### [Exercise brief]
Show each line from the records below in which the word "Basic" occurs.

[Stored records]

^^^^

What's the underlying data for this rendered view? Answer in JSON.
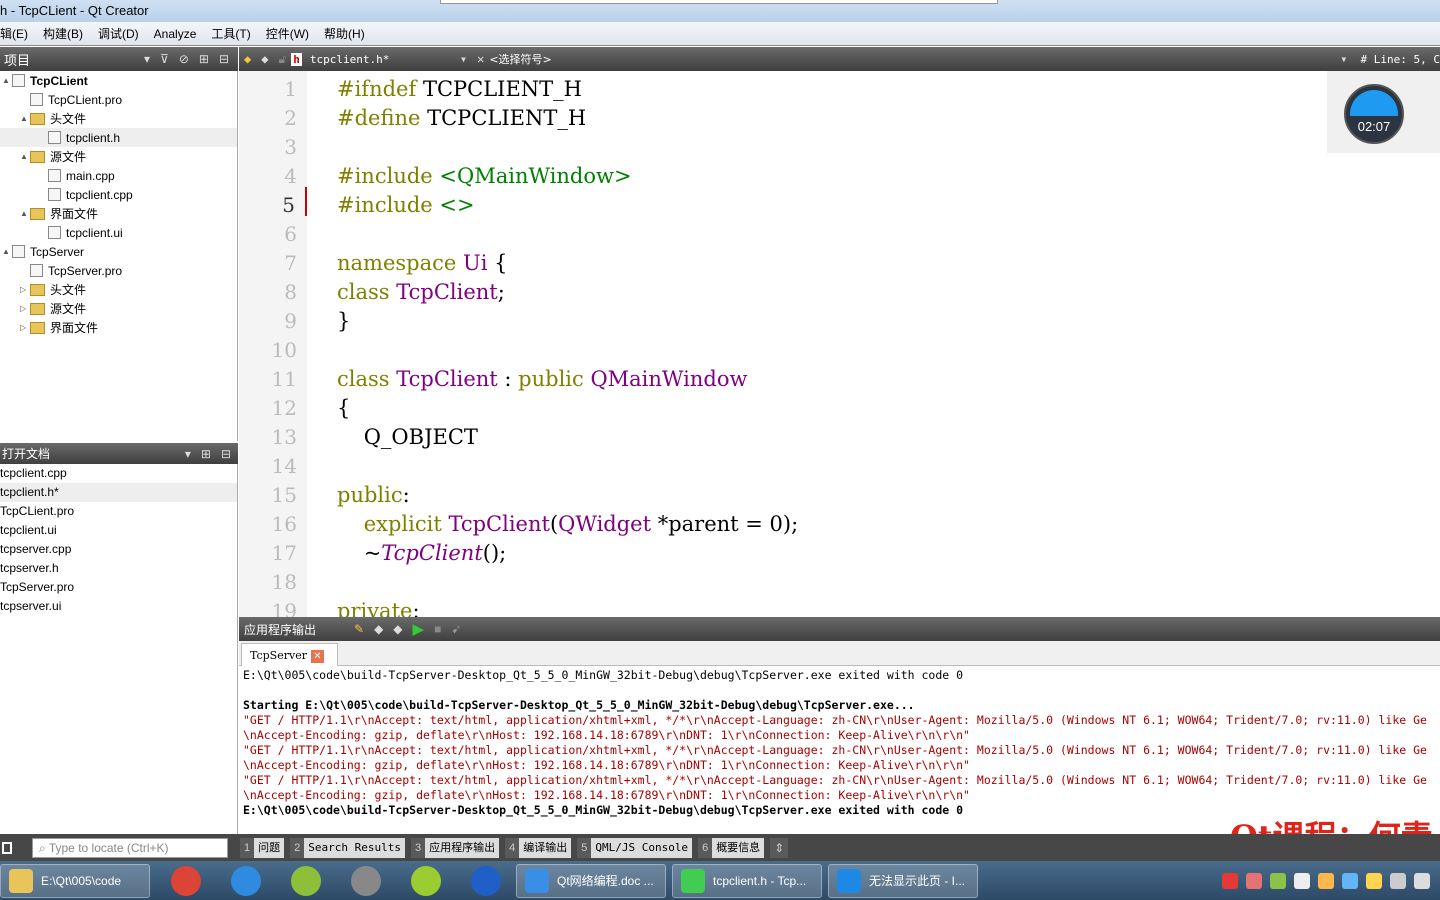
{
  "window": {
    "title": "h - TcpCLient - Qt Creator"
  },
  "menu": [
    "辑(E)",
    "构建(B)",
    "调试(D)",
    "Analyze",
    "工具(T)",
    "控件(W)",
    "帮助(H)"
  ],
  "project_panel": {
    "title": "项目",
    "tree": [
      {
        "label": "TcpCLient",
        "level": 0,
        "kind": "project",
        "bold": true,
        "arrow": "▲"
      },
      {
        "label": "TcpCLient.pro",
        "level": 1,
        "kind": "file"
      },
      {
        "label": "头文件",
        "level": 1,
        "kind": "folder",
        "arrow": "▲"
      },
      {
        "label": "tcpclient.h",
        "level": 2,
        "kind": "file",
        "selected": true
      },
      {
        "label": "源文件",
        "level": 1,
        "kind": "folder",
        "arrow": "▲"
      },
      {
        "label": "main.cpp",
        "level": 2,
        "kind": "file"
      },
      {
        "label": "tcpclient.cpp",
        "level": 2,
        "kind": "file"
      },
      {
        "label": "界面文件",
        "level": 1,
        "kind": "folder",
        "arrow": "▲"
      },
      {
        "label": "tcpclient.ui",
        "level": 2,
        "kind": "file"
      },
      {
        "label": "TcpServer",
        "level": 0,
        "kind": "project",
        "arrow": "▲"
      },
      {
        "label": "TcpServer.pro",
        "level": 1,
        "kind": "file"
      },
      {
        "label": "头文件",
        "level": 1,
        "kind": "folder",
        "arrow": "▷"
      },
      {
        "label": "源文件",
        "level": 1,
        "kind": "folder",
        "arrow": "▷"
      },
      {
        "label": "界面文件",
        "level": 1,
        "kind": "folder",
        "arrow": "▷"
      }
    ]
  },
  "open_docs": {
    "title": "打开文档",
    "items": [
      "tcpclient.cpp",
      "tcpclient.h*",
      "TcpCLient.pro",
      "tcpclient.ui",
      "tcpserver.cpp",
      "tcpserver.h",
      "TcpServer.pro",
      "tcpserver.ui"
    ],
    "selected": 1
  },
  "editor": {
    "file": "tcpclient.h*",
    "symbol": "<选择符号>",
    "position": "# Line: 5, C",
    "current_line": 5,
    "lines": [
      [
        [
          "kw",
          "#ifndef "
        ],
        [
          "pl",
          "TCPCLIENT_H"
        ]
      ],
      [
        [
          "kw",
          "#define "
        ],
        [
          "pl",
          "TCPCLIENT_H"
        ]
      ],
      [],
      [
        [
          "kw",
          "#include "
        ],
        [
          "st",
          "<QMainWindow>"
        ]
      ],
      [
        [
          "kw",
          "#include "
        ],
        [
          "st",
          "<>"
        ]
      ],
      [],
      [
        [
          "kw",
          "namespace "
        ],
        [
          "ty",
          "Ui "
        ],
        [
          "pl",
          "{"
        ]
      ],
      [
        [
          "kw",
          "class "
        ],
        [
          "ty",
          "TcpClient"
        ],
        [
          "pl",
          ";"
        ]
      ],
      [
        [
          "pl",
          "}"
        ]
      ],
      [],
      [
        [
          "kw",
          "class "
        ],
        [
          "ty",
          "TcpClient "
        ],
        [
          "pl",
          ": "
        ],
        [
          "kw",
          "public "
        ],
        [
          "ty",
          "QMainWindow"
        ]
      ],
      [
        [
          "pl",
          "{"
        ]
      ],
      [
        [
          "pl",
          "    Q_OBJECT"
        ]
      ],
      [],
      [
        [
          "kw",
          "public"
        ],
        [
          "pl",
          ":"
        ]
      ],
      [
        [
          "pl",
          "    "
        ],
        [
          "kw",
          "explicit "
        ],
        [
          "ty",
          "TcpClient"
        ],
        [
          "pl",
          "("
        ],
        [
          "ty",
          "QWidget "
        ],
        [
          "pl",
          "*parent = 0);"
        ]
      ],
      [
        [
          "pl",
          "    ~"
        ],
        [
          "it",
          "TcpClient"
        ],
        [
          "pl",
          "();"
        ]
      ],
      [],
      [
        [
          "kw",
          "private"
        ],
        [
          "pl",
          ":"
        ]
      ]
    ]
  },
  "clock": {
    "time": "02:07"
  },
  "output_panel": {
    "title": "应用程序输出",
    "tab": "TcpServer",
    "lines": [
      {
        "t": "E:\\Qt\\005\\code\\build-TcpServer-Desktop_Qt_5_5_0_MinGW_32bit-Debug\\debug\\TcpServer.exe exited with code 0",
        "s": ""
      },
      {
        "t": "",
        "s": ""
      },
      {
        "t": "Starting E:\\Qt\\005\\code\\build-TcpServer-Desktop_Qt_5_5_0_MinGW_32bit-Debug\\debug\\TcpServer.exe...",
        "s": "b"
      },
      {
        "t": "\"GET / HTTP/1.1\\r\\nAccept: text/html, application/xhtml+xml, */*\\r\\nAccept-Language: zh-CN\\r\\nUser-Agent: Mozilla/5.0 (Windows NT 6.1; WOW64; Trident/7.0; rv:11.0) like Ge",
        "s": "r"
      },
      {
        "t": "\\nAccept-Encoding: gzip, deflate\\r\\nHost: 192.168.14.18:6789\\r\\nDNT: 1\\r\\nConnection: Keep-Alive\\r\\n\\r\\n\"",
        "s": "r"
      },
      {
        "t": "\"GET / HTTP/1.1\\r\\nAccept: text/html, application/xhtml+xml, */*\\r\\nAccept-Language: zh-CN\\r\\nUser-Agent: Mozilla/5.0 (Windows NT 6.1; WOW64; Trident/7.0; rv:11.0) like Ge",
        "s": "r"
      },
      {
        "t": "\\nAccept-Encoding: gzip, deflate\\r\\nHost: 192.168.14.18:6789\\r\\nDNT: 1\\r\\nConnection: Keep-Alive\\r\\n\\r\\n\"",
        "s": "r"
      },
      {
        "t": "\"GET / HTTP/1.1\\r\\nAccept: text/html, application/xhtml+xml, */*\\r\\nAccept-Language: zh-CN\\r\\nUser-Agent: Mozilla/5.0 (Windows NT 6.1; WOW64; Trident/7.0; rv:11.0) like Ge",
        "s": "r"
      },
      {
        "t": "\\nAccept-Encoding: gzip, deflate\\r\\nHost: 192.168.14.18:6789\\r\\nDNT: 1\\r\\nConnection: Keep-Alive\\r\\n\\r\\n\"",
        "s": "r"
      },
      {
        "t": "E:\\Qt\\005\\code\\build-TcpServer-Desktop_Qt_5_5_0_MinGW_32bit-Debug\\debug\\TcpServer.exe exited with code 0",
        "s": "b"
      }
    ]
  },
  "watermark": "Qt课程：何青",
  "statusbar": {
    "locate_placeholder": "Type to locate (Ctrl+K)",
    "panes": [
      {
        "n": "1",
        "label": "问题"
      },
      {
        "n": "2",
        "label": "Search Results"
      },
      {
        "n": "3",
        "label": "应用程序输出"
      },
      {
        "n": "4",
        "label": "编译输出"
      },
      {
        "n": "5",
        "label": "QML/JS Console"
      },
      {
        "n": "6",
        "label": "概要信息"
      }
    ]
  },
  "taskbar": {
    "explorer": "E:\\Qt\\005\\code",
    "apps": [
      {
        "name": "chrome",
        "color": "#db4437"
      },
      {
        "name": "browser-cloud",
        "color": "#2e8be0"
      },
      {
        "name": "notepad-plus",
        "color": "#8dbf3a"
      },
      {
        "name": "remote-tool",
        "color": "#888888"
      },
      {
        "name": "tftp",
        "color": "#9acd32"
      },
      {
        "name": "u-app",
        "color": "#1f5fc7"
      }
    ],
    "windows": [
      {
        "label": "Qt网络编程.doc ...",
        "icon": "wps-icon",
        "color": "#3a8ee6"
      },
      {
        "label": "tcpclient.h - Tcp...",
        "icon": "qt-icon",
        "color": "#41cd52"
      },
      {
        "label": "无法显示此页 - I...",
        "icon": "ie-icon",
        "color": "#1e88e5"
      }
    ]
  },
  "colors": {
    "keyword": "#808000",
    "type": "#800080",
    "string": "#008000",
    "accent": "#1e9af0"
  }
}
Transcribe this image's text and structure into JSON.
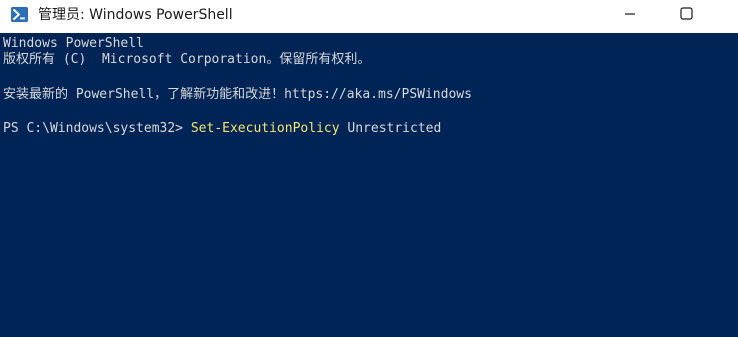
{
  "window": {
    "title": "管理员: Windows PowerShell",
    "controls": {
      "minimize_icon": "minimize-icon",
      "maximize_icon": "maximize-icon"
    }
  },
  "console": {
    "background": "#012456",
    "text_color": "#d8d8d8",
    "command_color": "#f5e56b",
    "lines": [
      "Windows PowerShell",
      "版权所有 (C)  Microsoft Corporation。保留所有权利。",
      "安装最新的 PowerShell，了解新功能和改进！https://aka.ms/PSWindows"
    ],
    "prompt": "PS C:\\Windows\\system32> ",
    "command": "Set-ExecutionPolicy",
    "argument": " Unrestricted"
  }
}
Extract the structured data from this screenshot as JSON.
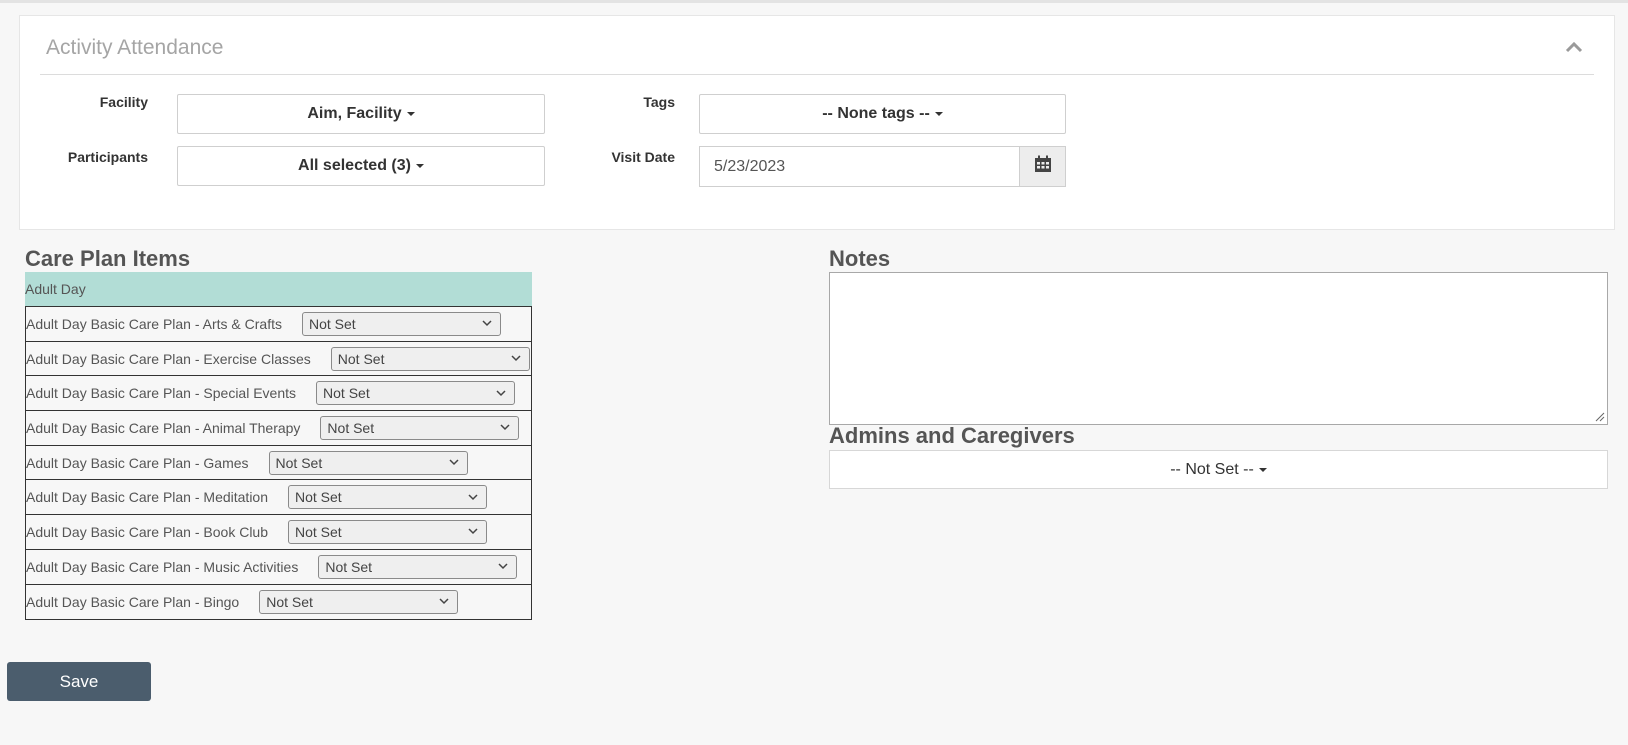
{
  "panel": {
    "title": "Activity Attendance"
  },
  "filters": {
    "facility_label": "Facility",
    "facility_value": "Aim, Facility",
    "tags_label": "Tags",
    "tags_value": "-- None tags --",
    "participants_label": "Participants",
    "participants_value": "All selected (3)",
    "visit_date_label": "Visit Date",
    "visit_date_value": "5/23/2023"
  },
  "care_plan": {
    "heading": "Care Plan Items",
    "group": "Adult Day",
    "items": [
      {
        "label": "Adult Day Basic Care Plan - Arts & Crafts",
        "value": "Not Set"
      },
      {
        "label": "Adult Day Basic Care Plan - Exercise Classes",
        "value": "Not Set"
      },
      {
        "label": "Adult Day Basic Care Plan - Special Events",
        "value": "Not Set"
      },
      {
        "label": "Adult Day Basic Care Plan - Animal Therapy",
        "value": "Not Set"
      },
      {
        "label": "Adult Day Basic Care Plan - Games",
        "value": "Not Set"
      },
      {
        "label": "Adult Day Basic Care Plan - Meditation",
        "value": "Not Set"
      },
      {
        "label": "Adult Day Basic Care Plan - Book Club",
        "value": "Not Set"
      },
      {
        "label": "Adult Day Basic Care Plan - Music Activities",
        "value": "Not Set"
      },
      {
        "label": "Adult Day Basic Care Plan - Bingo",
        "value": "Not Set"
      }
    ]
  },
  "notes": {
    "heading": "Notes",
    "value": ""
  },
  "admins": {
    "heading": "Admins and Caregivers",
    "value": "-- Not Set --"
  },
  "actions": {
    "save_label": "Save"
  },
  "icons": {
    "collapse": "chevron-up-icon",
    "calendar": "calendar-icon",
    "caret": "caret-down-icon",
    "select_chevron": "chevron-down-icon"
  },
  "colors": {
    "group_header": "#b2ddd6",
    "save_button": "#4b5d6d"
  }
}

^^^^

### [Expected answer]
        "label": "Adult Day Basic Care Plan - Arts & Crafts",
        "label": "Adult Day Basic Care Plan - Exercise Classes",
        "label": "Adult Day Basic Care Plan - Special Events",
        "label": "Adult Day Basic Care Plan - Animal Therapy",
        "label": "Adult Day Basic Care Plan - Games",
        "label": "Adult Day Basic Care Plan - Meditation",
        "label": "Adult Day Basic Care Plan - Book Club",
        "label": "Adult Day Basic Care Plan - Music Activities",
        "label": "Adult Day Basic Care Plan - Bingo",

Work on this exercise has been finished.